== Segment start ==
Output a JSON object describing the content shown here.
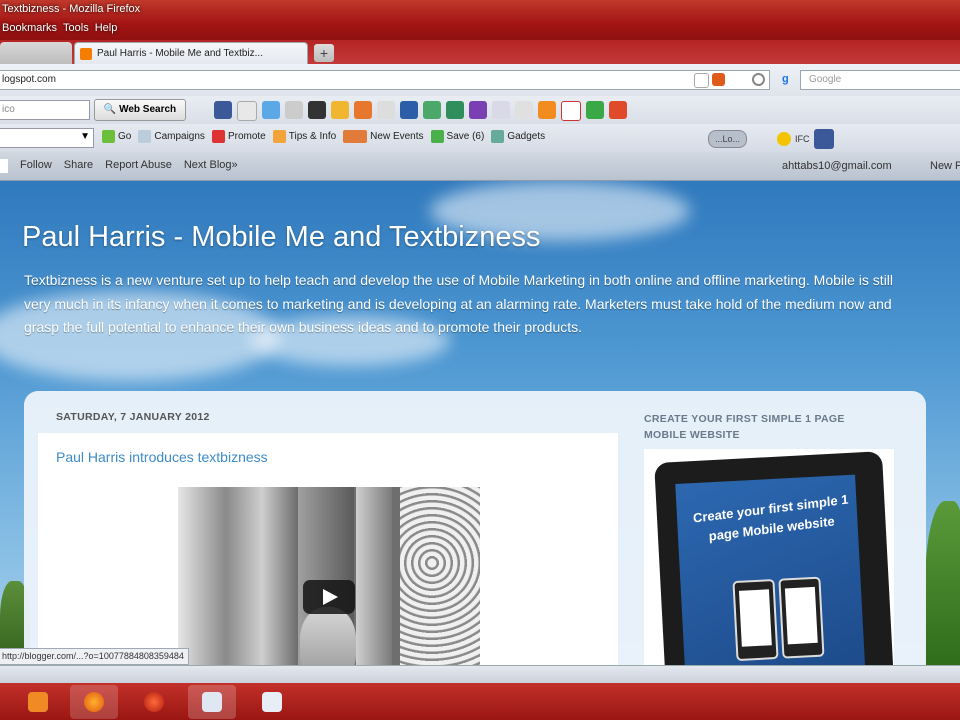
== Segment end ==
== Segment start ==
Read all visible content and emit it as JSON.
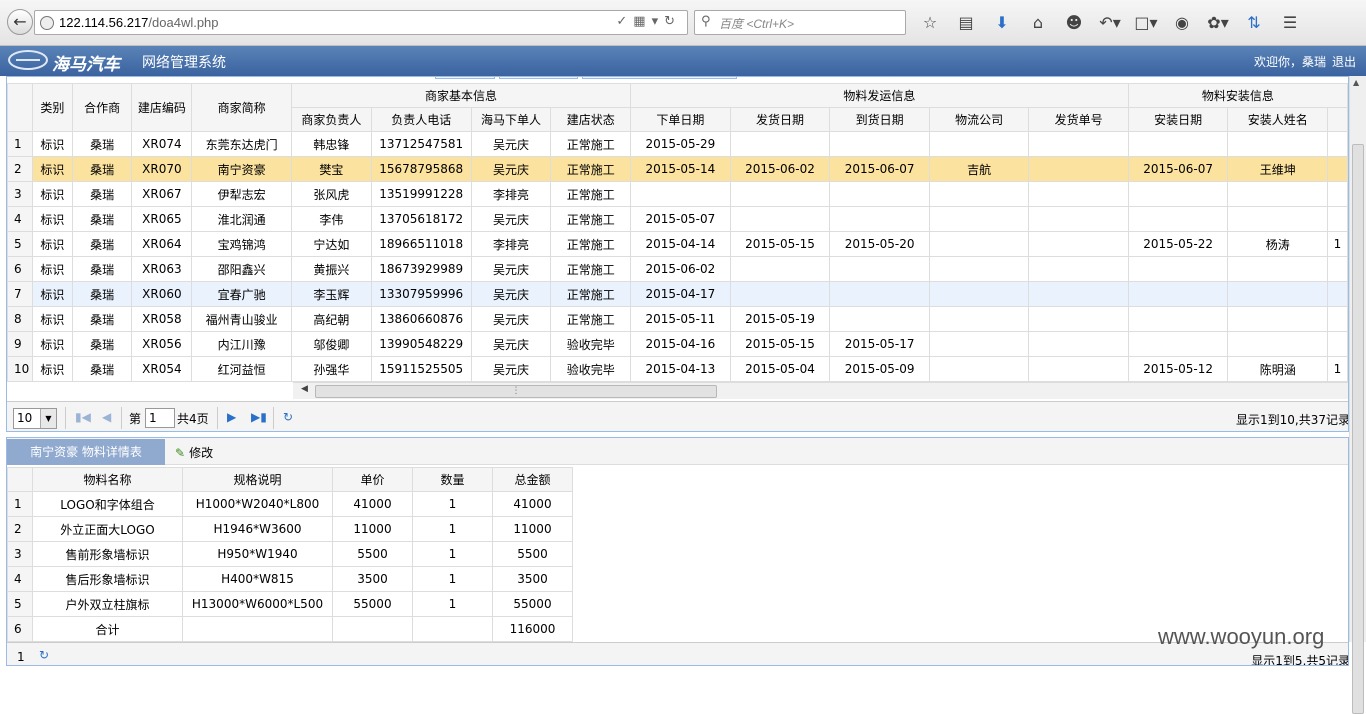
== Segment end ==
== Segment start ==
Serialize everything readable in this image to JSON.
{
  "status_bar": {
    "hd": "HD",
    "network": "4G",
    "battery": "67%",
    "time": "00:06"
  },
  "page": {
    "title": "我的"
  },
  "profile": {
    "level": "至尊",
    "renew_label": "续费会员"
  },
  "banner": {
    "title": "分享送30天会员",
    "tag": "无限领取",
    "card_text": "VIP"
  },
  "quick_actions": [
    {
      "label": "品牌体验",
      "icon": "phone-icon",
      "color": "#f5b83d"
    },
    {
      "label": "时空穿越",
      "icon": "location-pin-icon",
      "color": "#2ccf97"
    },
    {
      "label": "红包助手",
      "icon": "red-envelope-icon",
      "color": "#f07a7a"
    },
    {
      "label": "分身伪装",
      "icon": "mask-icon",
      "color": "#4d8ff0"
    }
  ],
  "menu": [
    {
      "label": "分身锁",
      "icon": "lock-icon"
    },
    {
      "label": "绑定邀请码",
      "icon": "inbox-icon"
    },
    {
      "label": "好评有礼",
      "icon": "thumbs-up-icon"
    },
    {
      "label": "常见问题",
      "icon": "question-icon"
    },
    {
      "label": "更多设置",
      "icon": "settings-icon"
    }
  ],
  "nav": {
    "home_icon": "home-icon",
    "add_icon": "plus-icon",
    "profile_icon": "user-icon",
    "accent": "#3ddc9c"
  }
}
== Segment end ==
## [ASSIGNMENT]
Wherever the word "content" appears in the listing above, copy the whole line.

## [EXERCISE OUTPUT]
Output a JSON object describing the content shown here.
Read all visible content and emit it as JSON.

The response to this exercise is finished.